Sharks are a favorite with children. Children (and adults!) are fascinated by these monstrous kings of the sea, and no shark is larger, more toothy, or more jawesome than the megalodon. As a result, most children spend many days of their youth scouring beaches for fossilized shark teeth, but if you’re anything like me, you’ll never discover any. You can image how happy six-year-old Sammy Shelton was when he discovered a gigantic megalodon tooth in excellent shape on Bawdsey beach in England. This tooth, which is nearly the size of his entire palm and is 10 centimeters (4 inches) long, belongs to the largest ever species of shark to sail Earth’s waters, and has become a personal treasure of Sammy’s.

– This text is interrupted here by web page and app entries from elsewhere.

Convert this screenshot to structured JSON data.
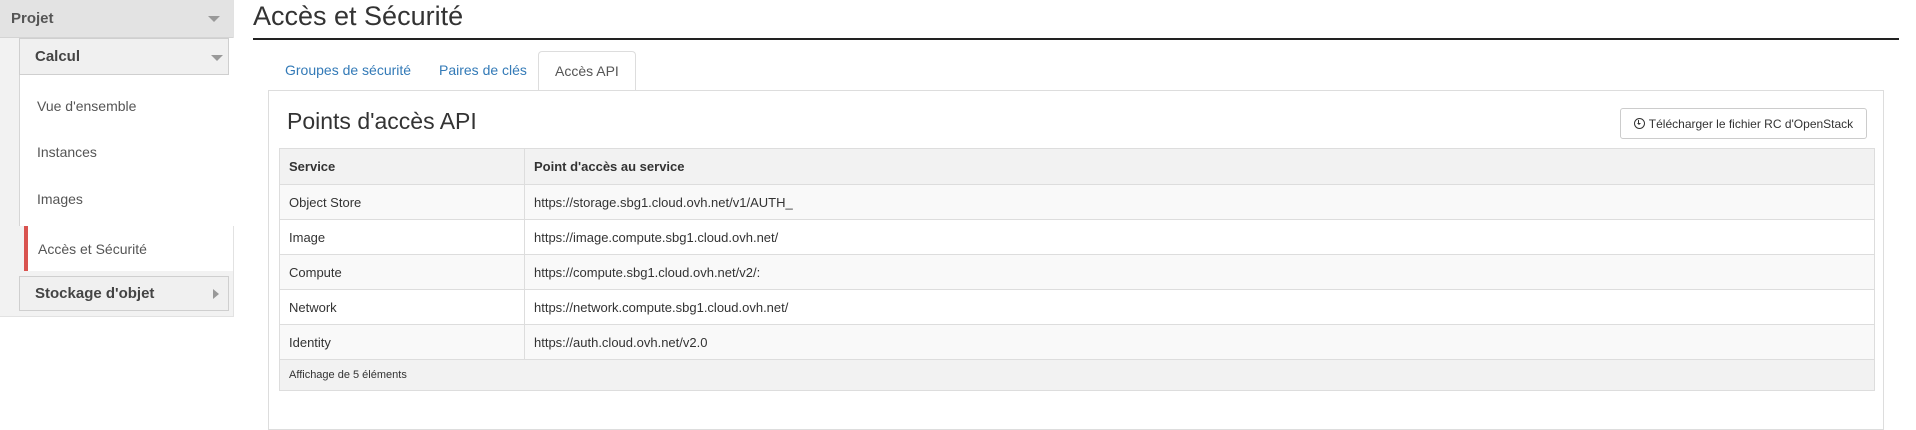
{
  "sidebar": {
    "project_label": "Projet",
    "compute_label": "Calcul",
    "items": [
      {
        "label": "Vue d'ensemble"
      },
      {
        "label": "Instances"
      },
      {
        "label": "Images"
      },
      {
        "label": "Accès et Sécurité",
        "active": true
      }
    ],
    "storage_label": "Stockage d'objet",
    "active_color": "#d9534f"
  },
  "main": {
    "title": "Accès et Sécurité",
    "tabs": [
      {
        "label": "Groupes de sécurité"
      },
      {
        "label": "Paires de clés"
      },
      {
        "label": "Accès API",
        "active": true
      }
    ],
    "section_title": "Points d'accès API",
    "download_button_label": "Télécharger le fichier RC d'OpenStack",
    "download_icon": "download-circle-icon",
    "table": {
      "columns": [
        "Service",
        "Point d'accès au service"
      ],
      "rows": [
        {
          "service": "Object Store",
          "endpoint": "https://storage.sbg1.cloud.ovh.net/v1/AUTH_"
        },
        {
          "service": "Image",
          "endpoint": "https://image.compute.sbg1.cloud.ovh.net/"
        },
        {
          "service": "Compute",
          "endpoint": "https://compute.sbg1.cloud.ovh.net/v2/:"
        },
        {
          "service": "Network",
          "endpoint": "https://network.compute.sbg1.cloud.ovh.net/"
        },
        {
          "service": "Identity",
          "endpoint": "https://auth.cloud.ovh.net/v2.0"
        }
      ],
      "footer": "Affichage de 5 éléments"
    },
    "link_color": "#337ab7"
  }
}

Professor Ben Garrod, an evolutionary scientist at the University of East Anglia in Norwich, was contacted to identify the tooth, and he identified it as a megalodon tooth in exceptional condition. According to the BBC, “it belonged to a megalodon, the world’s biggest shark, and its teeth aren’t typically spotted along the UK shoreline.” “There are probably just a few a year, but this is a really fine specimen, in excellent condition, since they are normally pretty worn when discovered.”
The megalodon was a monstrous shark that existed between 23 and 3.6 million years ago, and its name means “Big Tooth” in Greek. The megalodon hunted whales and was likely the apex predator at the period, reaching a remarkable length of nearly 16 meters (52 feet). The megalodon was likely extinct millions of years ago due to a fall in baleen whale distribution, among other factors, and all that remains are huge teeth that illustrate exactly how massive they were. Sammy will now be able to realize almost every child’s (and IFLScience staff’s) fantasy of owning a massive megalodon tooth, which, despite its monetary value of roughly $100 (£80), will mean the world to him.
When you’re the world’s largest shark, you’d think you’d feel quite comfortable taking on anything, but new study shows that the iconic Carcharocles megalodon favored tiny whales to larger prey. According to the authors of a recent study, the megalodon’s love for measly canapés may have contributed to its fate, since these little whales went out approximately 3 million years ago, leaving megalodons without food. The researchers looked at bite marks on fossils recovered off the coast of Peru, where they uncovered the remnants of some now-extinct dwarf whales and seal-like animals with scratches and grazes that matched the megalodon’s teeth exactly.